The Martha's Vineyard Land Bank - and by extension, every one of us - has been badly used by the state's Executive Office of Environmental Affairs (EOEA) and some private abutters to the small shorefront property the Land Bank bought at Ice House Pond.
The abutters, furious that the Land Bank acquisition would open the way to public visits to what has been their hidden, privately-owned Vineyard treasure, and unable to outright undue the purchase, worked assiduously through sympathetic contacts in EOEA offices to defeat the perfectly reasonable management plan the Land Bank proposed. EOEA, careless of its obligation to deal fairly with the Land Bank and the public, as well as with the environmental challenges presented by public access, imposed a sham management plan that disadvantages the public and, embarrassingly, ignores years of indifferent treatment of the pond environment by private owners who piously leapt to the defend against the public's onslaught.
Now, the Land Bank has moved to redress this wrong in letters to Ian Bowles, the new secretary of EOEA, asking that the environmental ecologist in the Natural Heritage and Endangered Species Program (NHESP) who disparaged the Land Bank's record of environmental management be prohibited from reviewing or commenting on Land Bank management plans. The Land Bank has also asked Mr. Bowles to investigate "inappropriate influence" by abutters on the state's review of the Land Bank's management plan and to accept changes to the plan that would permit public access to the property this summer.
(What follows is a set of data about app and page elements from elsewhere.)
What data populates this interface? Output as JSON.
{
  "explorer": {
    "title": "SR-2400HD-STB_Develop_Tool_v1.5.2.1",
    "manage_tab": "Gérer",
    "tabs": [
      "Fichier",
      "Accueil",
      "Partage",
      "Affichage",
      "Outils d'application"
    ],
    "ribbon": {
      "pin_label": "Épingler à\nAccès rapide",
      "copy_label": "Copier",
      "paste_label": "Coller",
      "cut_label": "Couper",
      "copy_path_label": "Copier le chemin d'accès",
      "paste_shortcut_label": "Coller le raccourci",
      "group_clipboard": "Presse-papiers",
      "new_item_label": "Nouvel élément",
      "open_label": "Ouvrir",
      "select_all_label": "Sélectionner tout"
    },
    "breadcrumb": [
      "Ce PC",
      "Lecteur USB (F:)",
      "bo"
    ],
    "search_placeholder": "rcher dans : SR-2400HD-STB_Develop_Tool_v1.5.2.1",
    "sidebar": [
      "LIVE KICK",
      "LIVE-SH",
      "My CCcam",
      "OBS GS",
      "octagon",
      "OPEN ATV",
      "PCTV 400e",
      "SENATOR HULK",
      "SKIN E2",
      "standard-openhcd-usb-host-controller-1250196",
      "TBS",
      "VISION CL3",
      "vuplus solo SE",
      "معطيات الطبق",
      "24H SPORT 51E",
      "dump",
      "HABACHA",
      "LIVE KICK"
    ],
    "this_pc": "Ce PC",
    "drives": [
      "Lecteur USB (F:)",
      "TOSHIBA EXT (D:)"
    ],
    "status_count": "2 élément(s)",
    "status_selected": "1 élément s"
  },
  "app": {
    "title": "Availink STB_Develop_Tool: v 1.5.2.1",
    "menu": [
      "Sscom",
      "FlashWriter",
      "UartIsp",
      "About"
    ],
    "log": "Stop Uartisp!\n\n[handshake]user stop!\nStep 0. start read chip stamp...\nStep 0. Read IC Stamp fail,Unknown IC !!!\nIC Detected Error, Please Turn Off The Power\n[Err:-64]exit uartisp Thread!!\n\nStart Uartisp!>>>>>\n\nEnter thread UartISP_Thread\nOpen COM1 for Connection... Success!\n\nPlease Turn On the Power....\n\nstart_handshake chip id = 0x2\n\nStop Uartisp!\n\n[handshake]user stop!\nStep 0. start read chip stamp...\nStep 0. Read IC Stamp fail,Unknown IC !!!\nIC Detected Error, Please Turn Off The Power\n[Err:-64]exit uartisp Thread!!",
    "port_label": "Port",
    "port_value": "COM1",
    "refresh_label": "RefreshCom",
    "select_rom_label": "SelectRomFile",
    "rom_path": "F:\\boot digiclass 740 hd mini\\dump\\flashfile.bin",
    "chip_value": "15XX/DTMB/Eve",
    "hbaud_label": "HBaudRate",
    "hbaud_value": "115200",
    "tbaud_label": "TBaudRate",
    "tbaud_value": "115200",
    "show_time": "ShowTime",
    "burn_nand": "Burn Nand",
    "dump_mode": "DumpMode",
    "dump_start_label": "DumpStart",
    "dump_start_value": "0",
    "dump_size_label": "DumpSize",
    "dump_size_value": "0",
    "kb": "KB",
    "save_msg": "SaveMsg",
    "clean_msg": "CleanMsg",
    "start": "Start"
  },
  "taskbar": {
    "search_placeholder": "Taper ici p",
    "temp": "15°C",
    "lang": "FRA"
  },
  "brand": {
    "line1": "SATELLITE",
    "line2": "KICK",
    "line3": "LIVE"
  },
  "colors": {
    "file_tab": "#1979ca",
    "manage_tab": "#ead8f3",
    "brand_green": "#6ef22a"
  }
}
In 2005, Ellen Roy Herzfelder, then the EOEA secretary, rejected a management plan for Ice House Pond (Manaquayak Preserve), the first time in the public land conservation agency's history that the state failed to approve a proposed management plan. In April 2006, the Land Bank submitted a revised plan. In July, a new EOEA secretary, Stephen Pritchard, approved the plan but, for the first time in 20 years, imposed an especially detailed set of conditions.
The Land Bank commissioners, the West Tisbury town advisory board members, and the Land Bank's professional management staff have been scrupulous conservators of hundreds of acres of property acquired on behalf of Islanders and visitors over the Land Bank's 20-year history. The Land Bank's plan for its Ice House property is a responsible tool with which to care for the new Manaquayak Preserve. Ice House Pond is getting better treatment from the Land Bank than it ever got from private riparian owners. The Land Bank and the general public, which funds the Land Bank's important work, have, till now, gotten the short end of the stick. The effort now underway attempts to correct this unfairness. State environmental officials, who have acceded to the demands of private interests, have compromised the interests of Islanders and other Massachusetts residents to whom they are responsible. Islanders must hope that the Land Bank's efforts, along with an encouraging change at the top of EOEA - after all, Islanders know and like Ian Bowles, and he, a part-time Falmouth resident, knows us - will succeed.